Anyone with symptoms compatible with coronavirus infection (fatigue, headache, runny nose, cough, fever, abdominal pain, vomiting or diarrhoea) should make an appointment for a coronavirus test. First, make an independent assessment of the symptoms of the coronavirus infection through the Omaolo- or the Coronabot-service.
If a person has confirmed coronavirus with mild symptoms and is not at risk, they may stay at home for the duration of the illness. However, the condition of the patient must be monitored, and the local health centre or the Medical Helpline (tel. 116 117) should be contacted if necessary. In an emergency, the general emergency number 112 should always be called.
If you get sick yourself
- Make an appointment for a coronavirus test if you have symptoms suggestive of the coronavirus.
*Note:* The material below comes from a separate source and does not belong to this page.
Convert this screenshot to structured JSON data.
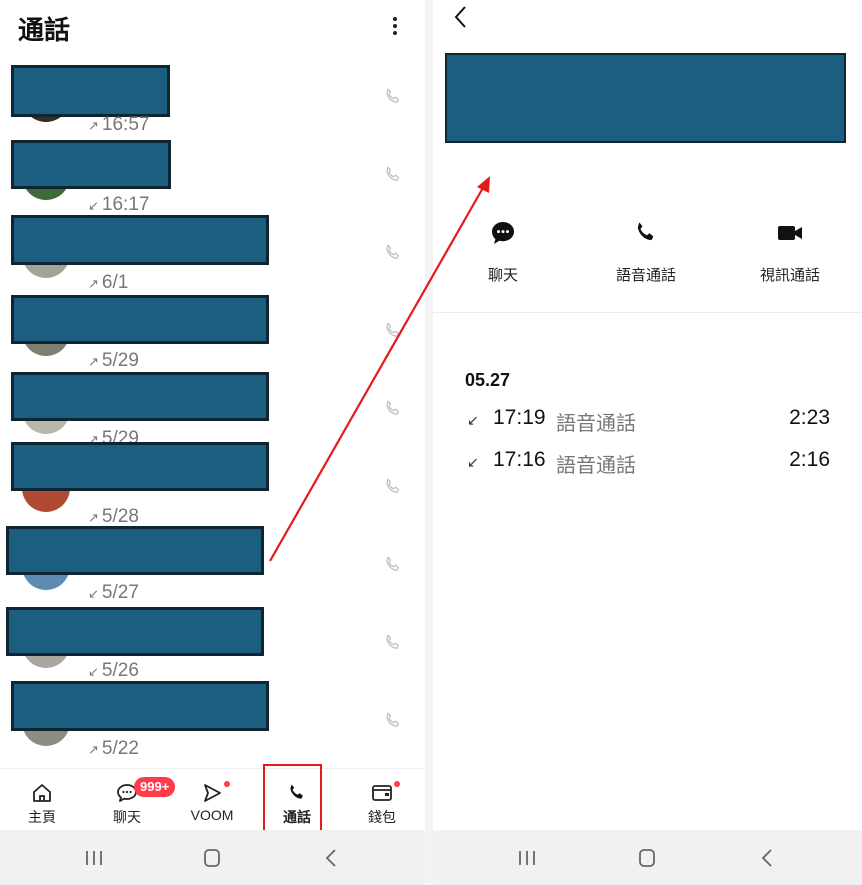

- Avoid close contact with others and stay at home. Respiratory infection usually passes during about one week of rest at home.
- When ill, rest and adequate intake of fluids is important. Fever and aches can be relieved with medicines that are available from a pharmacy without a prescription.
- Ensure good hand and cough hygiene.
- Monitor your condition and contact your local health centre if necessary. If you need to see a physician, wear a face mask or cover your mouth and nose with a disposable handkerchief when leaving the house.
- If the test confirms that you have been infected with coronavirus, you will be placed in isolation.
When caring for a sick person
- When a person with respiratory infection is at home, others living in the same household can reduce the risk of infection by avoiding close contact with the sick person and ensuring good hand hygiene.
- Monitor the sick person’s condition and seek treatment if necessary.
- Handwashing is particularly important when you have been in contact with a sick person, are staying in the same space as the sick person, or have handled handkerchiefs or laundry.
When caring for a sick child
- If possible, only one adult should care for the child. A person belonging to a high-risk group should not be the primary carer of the sick child.
- Make sure that the child receives sufficient fluids. If the child has no appetite or cannot eat due to a sore throat, for example, sugary drinks can provide sufficient energy.
- When holding a sick child in your arms, hold them in such a way that they cannot cough directly in your face.
Reducing the risk of infection at home
- If possible, only one adult should care for the affected person. A person belonging to a high-risk group should not be the primary carer of the sick child.
- If possible, others living in the same household should stay in a different room. If this is not possible, a distance of at least one metre should be kept from the sick person. For example, the sick person could sleep in a different bed.
- If you belong to a high-risk group but cannot avoid close contact with a sick person, consider using a mouth and nose protector if one is available.
- Do not invite visitors to the home during illness.
- Ensure good ventilation in shared areas, for example by opening windows in toilets, the kitchen and bathroom.
- Practise good hand and cough hygiene. Use a towel of your own to dry your hands.
- Throw used handkerchiefs and other disposable products in the rubbish. Be sure to wash your hands if you touch used handkerchiefs, etc.
- It is a good idea to wipe contact surfaces and table surfaces daily using a normal detergent. Frequently touched surfaces include door handles, light switches and remote controls.
- Clean toilet facilities daily, and avoid splashes. A household disinfectant can be used for more effective cleaning.
- Bedlinen, cutlery and dishes used by sick persons do not need to be washed separately. However, wash cutlery and dishes after each use.
- Wash bedlinen in the usual way. Avoid unnecessary handling of laundry. After handling dirty laundry, wash your hands thoroughly with water and soap or disinfectant.